I had heard good things about Alta Vista, however; the school serves students who would otherwise attend high schools in the same district (Mountain View-Los Altos High School District), and it also occasionally accepts students from my school district, Palo Alto Unified, just to the north. In addition to having a good reputation, Alta Vista has Marciano Gutierrez, a teacher I’ve met a few times as a result of his work for the U.S. Department of Education as a Teaching Ambassador Fellow (TAF). He and I are also both graduates of the Stanford Teacher Education Program (STEP) – and unless I’ve made a mistake, this is the first time in my project that I’ve observed a fellow STEP alumnus in the classroom.
On the day I visited, Alta Vista was celebrating the end of the first quarter of instruction, and students ended the school day all gathered together for a ceremony in which teachers gave out certificates for a variety of students successes and accomplishments. Some were more academic than others, but all reflected important ways for students to get on track or stay on track to complete high school. The overall atmosphere of the event was relaxed, positive, and supportive.
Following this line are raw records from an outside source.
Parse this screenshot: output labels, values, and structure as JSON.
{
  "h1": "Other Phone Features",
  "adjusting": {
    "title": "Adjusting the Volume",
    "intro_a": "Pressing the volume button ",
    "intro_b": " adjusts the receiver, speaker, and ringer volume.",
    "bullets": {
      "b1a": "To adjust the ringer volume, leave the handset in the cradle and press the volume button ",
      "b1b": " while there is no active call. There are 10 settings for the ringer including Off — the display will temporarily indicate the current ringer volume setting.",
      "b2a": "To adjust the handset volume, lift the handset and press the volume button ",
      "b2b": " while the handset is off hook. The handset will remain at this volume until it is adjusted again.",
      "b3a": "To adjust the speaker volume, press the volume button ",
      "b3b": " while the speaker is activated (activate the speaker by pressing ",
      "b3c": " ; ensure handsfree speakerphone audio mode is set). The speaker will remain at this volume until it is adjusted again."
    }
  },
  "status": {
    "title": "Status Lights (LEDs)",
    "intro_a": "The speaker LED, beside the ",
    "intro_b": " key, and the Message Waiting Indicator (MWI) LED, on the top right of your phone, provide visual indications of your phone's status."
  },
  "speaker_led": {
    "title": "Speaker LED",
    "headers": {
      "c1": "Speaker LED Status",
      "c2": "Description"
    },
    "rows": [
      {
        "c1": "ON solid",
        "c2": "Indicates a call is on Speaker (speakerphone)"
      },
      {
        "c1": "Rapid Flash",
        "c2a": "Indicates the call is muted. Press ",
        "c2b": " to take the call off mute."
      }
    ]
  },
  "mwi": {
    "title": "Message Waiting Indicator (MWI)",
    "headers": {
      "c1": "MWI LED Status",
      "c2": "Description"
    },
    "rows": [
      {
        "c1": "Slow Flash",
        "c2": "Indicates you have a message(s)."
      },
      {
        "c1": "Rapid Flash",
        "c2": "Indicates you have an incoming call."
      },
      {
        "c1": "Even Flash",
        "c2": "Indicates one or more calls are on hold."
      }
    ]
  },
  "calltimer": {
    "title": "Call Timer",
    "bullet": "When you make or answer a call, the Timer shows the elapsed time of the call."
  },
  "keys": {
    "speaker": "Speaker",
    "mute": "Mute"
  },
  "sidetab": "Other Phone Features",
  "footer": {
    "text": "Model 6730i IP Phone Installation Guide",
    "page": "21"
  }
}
When students applauded for each other, I detected very little of the irony that sometimes inflects adolescent interactions in such situations. The teachers were uniformly positive, if not enthusiastic about their part in the event. Their relationships with students seemed positive and authentic, and in a small school, it really crosses over in a significant way. That is to say, when a student earned a certificate in one class, certainly all of the other teachers would have a good idea who that individual was, which helps ensure that progress and good news are reinforced.
If the description sounds a bit rosy and idyllic, make no mistake: the students at Alta Vista are there because they have faced, and continue to face serious challenges and struggles in their personal and academic lives. It’s not an easy road through Alta Vista, but one that offers necessary supports and a caring environment. I’m hoping to go back and perhaps that will be an opportunity to write more about Marciano’s classes as well. For now, I recommend a listen to this news story about Alta Vista.
But wait, there’s more!
My writing project involves traveling all over California. Since I’m not teaching this year, and I’m incurring travel expenses for the project, I’m using Kickstarter to crowdfund the project. Please take a look at the information and video on my Kickstarter campaign page.